The train makes several stops along the way, and those passengers who did not opt for the full meal course (which costs 12,800 yen per peron) can get off. One of the stops is the Ueda Station, where the Sanada Clan’s castle is located. The train does slow down when it passes by the castle, but it’s of a rather humble dimension and easy to miss in a blink. (It was so small and covered by other structures I couldn’t take a photo!)
And finally, the highlight of the ride, the meal on board. This was the menu of the day. The meal was prepared by a Japanese fine dining restaurant located in Ofuse, one of the smallest towns in the prefecture.
And this was the dessert of the day – freshly made mochi with matcha!
As one of the aims of the restaurant train is to introduce the lesser-known areas along the Shinano Line, the train makes several stops along the way.
At the first stop, you can buy local onsen manjyu (buns filled with red bean paste) made specially as Rokumon Train souvenirs, and sample onsen tea and coffee (made with onsen water).
In one of the three carriages, there is a play area for children. The wooden balls and in fact, the wooden furniture, are all made from trees grown in the Nagano prefecture.
The view of Mt Asama along the way is quite a treat for the eyes.
And before you know it, you’re at the final stop – Karuizawa.

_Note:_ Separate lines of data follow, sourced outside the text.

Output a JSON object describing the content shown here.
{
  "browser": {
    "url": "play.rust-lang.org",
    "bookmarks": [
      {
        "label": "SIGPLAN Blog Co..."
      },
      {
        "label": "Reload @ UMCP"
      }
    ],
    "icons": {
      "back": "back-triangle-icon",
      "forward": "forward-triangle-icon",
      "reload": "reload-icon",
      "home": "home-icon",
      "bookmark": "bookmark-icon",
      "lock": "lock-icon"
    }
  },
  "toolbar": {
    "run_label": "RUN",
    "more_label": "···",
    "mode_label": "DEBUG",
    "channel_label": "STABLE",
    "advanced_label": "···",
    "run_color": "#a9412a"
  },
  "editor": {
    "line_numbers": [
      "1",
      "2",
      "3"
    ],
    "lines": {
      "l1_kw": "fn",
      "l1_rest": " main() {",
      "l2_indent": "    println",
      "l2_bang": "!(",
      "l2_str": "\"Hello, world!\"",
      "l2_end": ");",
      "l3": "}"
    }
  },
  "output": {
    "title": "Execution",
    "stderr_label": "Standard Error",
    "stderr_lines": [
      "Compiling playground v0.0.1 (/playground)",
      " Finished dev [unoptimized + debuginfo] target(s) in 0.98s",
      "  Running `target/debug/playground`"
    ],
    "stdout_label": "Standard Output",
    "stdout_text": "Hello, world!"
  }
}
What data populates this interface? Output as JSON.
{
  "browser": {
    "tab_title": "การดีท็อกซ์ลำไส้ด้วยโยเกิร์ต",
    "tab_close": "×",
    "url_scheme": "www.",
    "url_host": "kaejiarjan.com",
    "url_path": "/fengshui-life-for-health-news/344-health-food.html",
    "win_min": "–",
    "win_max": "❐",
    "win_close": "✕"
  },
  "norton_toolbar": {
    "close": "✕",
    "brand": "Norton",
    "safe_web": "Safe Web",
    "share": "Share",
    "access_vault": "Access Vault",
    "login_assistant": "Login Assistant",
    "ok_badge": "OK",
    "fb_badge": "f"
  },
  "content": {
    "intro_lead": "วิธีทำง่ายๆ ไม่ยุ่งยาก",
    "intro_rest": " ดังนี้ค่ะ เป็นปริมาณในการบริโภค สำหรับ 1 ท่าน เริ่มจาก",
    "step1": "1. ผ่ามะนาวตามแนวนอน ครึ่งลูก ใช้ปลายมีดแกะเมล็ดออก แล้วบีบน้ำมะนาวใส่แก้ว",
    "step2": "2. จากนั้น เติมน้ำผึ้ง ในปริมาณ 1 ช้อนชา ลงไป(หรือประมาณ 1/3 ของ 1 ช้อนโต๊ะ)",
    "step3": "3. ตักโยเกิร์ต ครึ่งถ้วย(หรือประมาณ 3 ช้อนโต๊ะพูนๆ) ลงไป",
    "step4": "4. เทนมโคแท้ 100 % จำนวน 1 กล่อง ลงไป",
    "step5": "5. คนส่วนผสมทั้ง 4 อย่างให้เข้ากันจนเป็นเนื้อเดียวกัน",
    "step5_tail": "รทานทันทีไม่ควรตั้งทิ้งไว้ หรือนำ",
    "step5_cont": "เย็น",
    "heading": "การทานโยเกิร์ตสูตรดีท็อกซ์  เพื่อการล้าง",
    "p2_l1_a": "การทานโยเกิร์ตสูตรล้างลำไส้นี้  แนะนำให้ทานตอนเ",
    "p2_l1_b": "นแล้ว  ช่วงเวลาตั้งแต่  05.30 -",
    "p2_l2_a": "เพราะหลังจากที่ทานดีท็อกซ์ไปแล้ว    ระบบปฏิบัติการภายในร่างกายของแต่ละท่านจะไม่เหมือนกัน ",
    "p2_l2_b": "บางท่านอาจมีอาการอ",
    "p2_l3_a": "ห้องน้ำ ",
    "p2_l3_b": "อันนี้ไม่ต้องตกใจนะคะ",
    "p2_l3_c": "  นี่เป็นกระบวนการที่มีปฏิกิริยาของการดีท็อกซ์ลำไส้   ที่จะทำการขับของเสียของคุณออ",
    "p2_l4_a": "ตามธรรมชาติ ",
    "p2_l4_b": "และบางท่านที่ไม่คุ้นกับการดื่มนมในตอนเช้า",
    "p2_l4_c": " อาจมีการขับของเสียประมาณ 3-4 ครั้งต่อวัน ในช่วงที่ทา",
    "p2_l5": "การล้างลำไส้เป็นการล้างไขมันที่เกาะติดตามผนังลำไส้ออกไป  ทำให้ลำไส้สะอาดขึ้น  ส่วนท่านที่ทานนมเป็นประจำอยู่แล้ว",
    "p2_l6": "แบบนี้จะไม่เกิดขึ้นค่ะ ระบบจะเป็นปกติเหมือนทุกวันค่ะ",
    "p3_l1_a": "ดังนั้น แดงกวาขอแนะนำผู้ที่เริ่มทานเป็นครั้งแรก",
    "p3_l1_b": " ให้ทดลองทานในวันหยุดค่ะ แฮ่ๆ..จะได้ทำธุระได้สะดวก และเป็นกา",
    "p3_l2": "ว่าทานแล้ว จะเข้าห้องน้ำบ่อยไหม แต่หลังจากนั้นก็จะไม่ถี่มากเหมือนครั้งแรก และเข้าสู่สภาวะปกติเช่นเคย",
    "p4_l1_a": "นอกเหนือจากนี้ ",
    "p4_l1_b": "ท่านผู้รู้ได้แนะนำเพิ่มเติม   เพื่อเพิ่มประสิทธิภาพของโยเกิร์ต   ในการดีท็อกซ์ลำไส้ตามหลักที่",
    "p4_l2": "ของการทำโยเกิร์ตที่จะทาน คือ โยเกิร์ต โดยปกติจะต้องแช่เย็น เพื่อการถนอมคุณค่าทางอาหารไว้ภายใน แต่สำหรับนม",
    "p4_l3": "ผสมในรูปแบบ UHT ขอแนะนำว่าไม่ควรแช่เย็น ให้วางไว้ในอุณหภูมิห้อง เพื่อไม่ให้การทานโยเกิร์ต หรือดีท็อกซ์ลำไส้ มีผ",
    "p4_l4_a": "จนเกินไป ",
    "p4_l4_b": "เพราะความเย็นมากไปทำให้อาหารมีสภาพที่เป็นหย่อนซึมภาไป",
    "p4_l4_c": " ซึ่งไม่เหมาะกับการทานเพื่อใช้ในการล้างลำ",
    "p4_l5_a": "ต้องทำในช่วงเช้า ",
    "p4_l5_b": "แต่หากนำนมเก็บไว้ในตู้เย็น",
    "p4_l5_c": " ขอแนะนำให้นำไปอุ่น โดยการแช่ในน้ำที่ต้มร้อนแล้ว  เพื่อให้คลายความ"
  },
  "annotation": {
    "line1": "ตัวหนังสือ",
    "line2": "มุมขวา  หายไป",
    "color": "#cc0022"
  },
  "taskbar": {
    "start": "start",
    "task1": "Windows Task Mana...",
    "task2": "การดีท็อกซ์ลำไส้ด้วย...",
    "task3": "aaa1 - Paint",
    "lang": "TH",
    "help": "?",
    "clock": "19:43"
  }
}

This is certainly one trip where it’s as much about the journey as the destination!